Quantcast
Get breaking news alerts via email

Click here to manage your alerts

Big Sur fire growth small, 5 percent containment
First Published Dec 17 2013 08:43 am • Last Updated Dec 17 2013 01:51 pm

Big Sur, Calif. • A bolstered firefighting force made gains Tuesday against an unusual fall wildfire that has destroyed 15 homes and forced about 100 people to flee the forested mountains of the scenic Big Sur region overlooking the Pacific.

The fire in Los Padres National Forest near state Highway 1 grew by only 50 acres overnight to 550 acres, and was 5 percent contained, U.S. Forest Service spokeswoman Lynn Olson said.

Join the Discussion
Post a Comment

Additional firefighters were brought in, bringing the total force to about 400, she said. The fire was also being fought from the air.

Big Sur, miles of rugged coast, cliffs and wilderness, is a popular tourist destination about 150 miles south of San Francisco with high-end resorts and beautiful views of the Pacific Ocean. In the summer of 2008, a lightning-sparked wildfire forced the evacuation of Big Sur and blackened 250 square miles before it was contained. That blaze burned more than a dozen homes.

The current fire began Sunday near midnight, fueled by dry vegetation and fanned by winds. It was burning a little more than a mile from the Ventana Inn and Spa, a favorite spot among celebrities where former Facebook president and Napster co-founder Sean Parker got married in June.

Among homes destroyed was that of Big Sur Fire Chief Martha Karstens. She tearfully told reporters Monday night that the loss of her home of 23 years had not yet sunk in.

"I just haven’t absorbed it all yet," she said. "I’m just trying to function as a chief."

Other residents anxiously tried to get information about their homes.

Jim Walters, who was up the coast in Carmel when the blaze started, told the Monterey Herald he went to the entrance to his street, local restaurants and the fire command station, but had no luck learning anything about his home.

"I don’t know where else to go," he said.


story continues below
story continues below

The Red Cross set up an overnight shelter for displaced people, said Los Padres National Forest spokesman Andrew Madsen.

A wildfire so late in the year is unusual in Northern California, where the fire season is generally at its peak over the summer, said Larry Smith, a meteorologist with the National Weather Service in Monterey.

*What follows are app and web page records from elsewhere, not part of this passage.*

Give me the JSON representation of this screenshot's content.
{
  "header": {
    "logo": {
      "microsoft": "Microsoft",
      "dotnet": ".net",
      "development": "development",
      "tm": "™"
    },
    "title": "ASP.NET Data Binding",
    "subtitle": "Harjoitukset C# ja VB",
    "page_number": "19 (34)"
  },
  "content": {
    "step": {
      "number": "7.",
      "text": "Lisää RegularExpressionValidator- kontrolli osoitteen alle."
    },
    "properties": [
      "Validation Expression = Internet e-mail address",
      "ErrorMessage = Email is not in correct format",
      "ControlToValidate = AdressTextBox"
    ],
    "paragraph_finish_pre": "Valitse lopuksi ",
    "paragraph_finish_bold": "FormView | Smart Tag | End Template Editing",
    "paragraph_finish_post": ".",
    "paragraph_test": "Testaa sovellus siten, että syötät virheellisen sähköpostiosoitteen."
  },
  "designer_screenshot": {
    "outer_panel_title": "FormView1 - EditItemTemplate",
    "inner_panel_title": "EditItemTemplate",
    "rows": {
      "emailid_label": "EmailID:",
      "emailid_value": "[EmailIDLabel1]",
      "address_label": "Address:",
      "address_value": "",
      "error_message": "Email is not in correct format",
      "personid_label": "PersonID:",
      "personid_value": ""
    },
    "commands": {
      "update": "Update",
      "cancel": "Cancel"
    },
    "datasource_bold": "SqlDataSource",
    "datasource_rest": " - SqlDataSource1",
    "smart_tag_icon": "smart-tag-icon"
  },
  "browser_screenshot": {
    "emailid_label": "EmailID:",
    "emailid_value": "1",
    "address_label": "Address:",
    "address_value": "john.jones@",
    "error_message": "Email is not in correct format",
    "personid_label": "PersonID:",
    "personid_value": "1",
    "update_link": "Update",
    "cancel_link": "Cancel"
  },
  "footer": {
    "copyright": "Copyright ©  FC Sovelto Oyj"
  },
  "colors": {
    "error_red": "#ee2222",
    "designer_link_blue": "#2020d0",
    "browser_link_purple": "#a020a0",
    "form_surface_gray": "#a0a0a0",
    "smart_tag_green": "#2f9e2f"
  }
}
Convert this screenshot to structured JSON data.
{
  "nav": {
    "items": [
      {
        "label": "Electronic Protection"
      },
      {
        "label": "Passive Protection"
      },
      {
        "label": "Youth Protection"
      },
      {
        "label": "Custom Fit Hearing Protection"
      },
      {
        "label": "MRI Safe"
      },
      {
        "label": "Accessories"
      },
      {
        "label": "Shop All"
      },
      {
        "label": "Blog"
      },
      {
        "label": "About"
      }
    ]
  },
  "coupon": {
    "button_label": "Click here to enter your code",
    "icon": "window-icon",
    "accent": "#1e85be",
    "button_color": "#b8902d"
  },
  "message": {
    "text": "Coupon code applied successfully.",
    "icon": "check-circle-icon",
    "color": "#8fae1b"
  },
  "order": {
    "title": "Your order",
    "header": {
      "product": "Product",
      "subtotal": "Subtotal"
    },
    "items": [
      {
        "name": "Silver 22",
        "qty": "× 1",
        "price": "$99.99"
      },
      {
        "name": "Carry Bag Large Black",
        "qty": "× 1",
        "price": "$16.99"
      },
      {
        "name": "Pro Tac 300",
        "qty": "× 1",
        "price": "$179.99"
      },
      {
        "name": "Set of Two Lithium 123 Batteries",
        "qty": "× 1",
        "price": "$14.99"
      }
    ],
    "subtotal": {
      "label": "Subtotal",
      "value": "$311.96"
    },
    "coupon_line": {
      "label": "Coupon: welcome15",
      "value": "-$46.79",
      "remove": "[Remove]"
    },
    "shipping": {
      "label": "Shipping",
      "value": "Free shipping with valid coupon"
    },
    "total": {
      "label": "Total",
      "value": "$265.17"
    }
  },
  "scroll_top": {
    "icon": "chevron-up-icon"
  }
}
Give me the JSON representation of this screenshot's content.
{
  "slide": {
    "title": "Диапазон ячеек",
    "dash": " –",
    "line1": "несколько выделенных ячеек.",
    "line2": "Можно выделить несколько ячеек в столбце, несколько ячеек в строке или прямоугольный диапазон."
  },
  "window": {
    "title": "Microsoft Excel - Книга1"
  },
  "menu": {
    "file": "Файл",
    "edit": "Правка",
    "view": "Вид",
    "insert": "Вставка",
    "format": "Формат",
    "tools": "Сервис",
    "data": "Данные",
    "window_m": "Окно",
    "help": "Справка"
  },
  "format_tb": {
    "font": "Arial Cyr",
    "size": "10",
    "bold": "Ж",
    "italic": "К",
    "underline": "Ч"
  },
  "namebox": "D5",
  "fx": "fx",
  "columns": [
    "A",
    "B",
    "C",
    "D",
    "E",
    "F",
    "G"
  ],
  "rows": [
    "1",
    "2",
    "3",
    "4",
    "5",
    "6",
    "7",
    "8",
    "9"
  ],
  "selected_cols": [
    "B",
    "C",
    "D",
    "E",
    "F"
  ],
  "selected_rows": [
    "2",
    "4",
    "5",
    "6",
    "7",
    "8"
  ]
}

Smith said the Big Sur area has averaged nearly 45 inches of rain yearly between 1981 and 2010. But like the rest of California, the area has received about 7 inches of rain this year, about 16 percent of its normal amount.

"That’s very, very dry," Smith said.

Still, officials said they were hopeful they could contain the blaze this week as temperatures were expected to be in the 50s on Wednesday and Thursday.

"We’re cautiously optimistic that we’re going to pin this thing down within the next couple of days," Madsen said.

The cause of the fire is under investigation.



Copyright 2014 The Salt Lake Tribune. All rights reserved. This material may not be published, broadcast, rewritten or redistributed.

Top Reader Comments Read All Comments Post a Comment
Click here to read all comments   Click here to post a comment


About Reader Comments


Reader comments on sltrib.com are the opinions of the writer, not The Salt Lake Tribune. We will delete comments containing obscenities, personal attacks and inappropriate or offensive remarks. Flagrant or repeat violators will be banned. If you see an objectionable comment, please alert us by clicking the arrow on the upper right side of the comment and selecting "Flag comment as inappropriate". If you've recently registered with Disqus or aren't seeing your comments immediately, you may need to verify your email address. To do so, visit disqus.com/account.
See more about comments here.
Staying Connected
Videos
Jobs
Contests and Promotions
  • Search Obituaries
  • Place an Obituary

  • Search Cars
  • Search Homes
  • Search Jobs
  • Search Marketplace
  • Search Legal Notices

  • Other Services
  • Advertise With Us
  • Subscribe to the Newspaper
  • Access your e-Edition
  • Frequently Asked Questions
  • Contact a newsroom staff member
  • Access the Trib Archives
  • Privacy Policy
  • Missing your paper? Need to place your paper on vacation hold? For this and any other subscription related needs, click here or call 801.204.6100.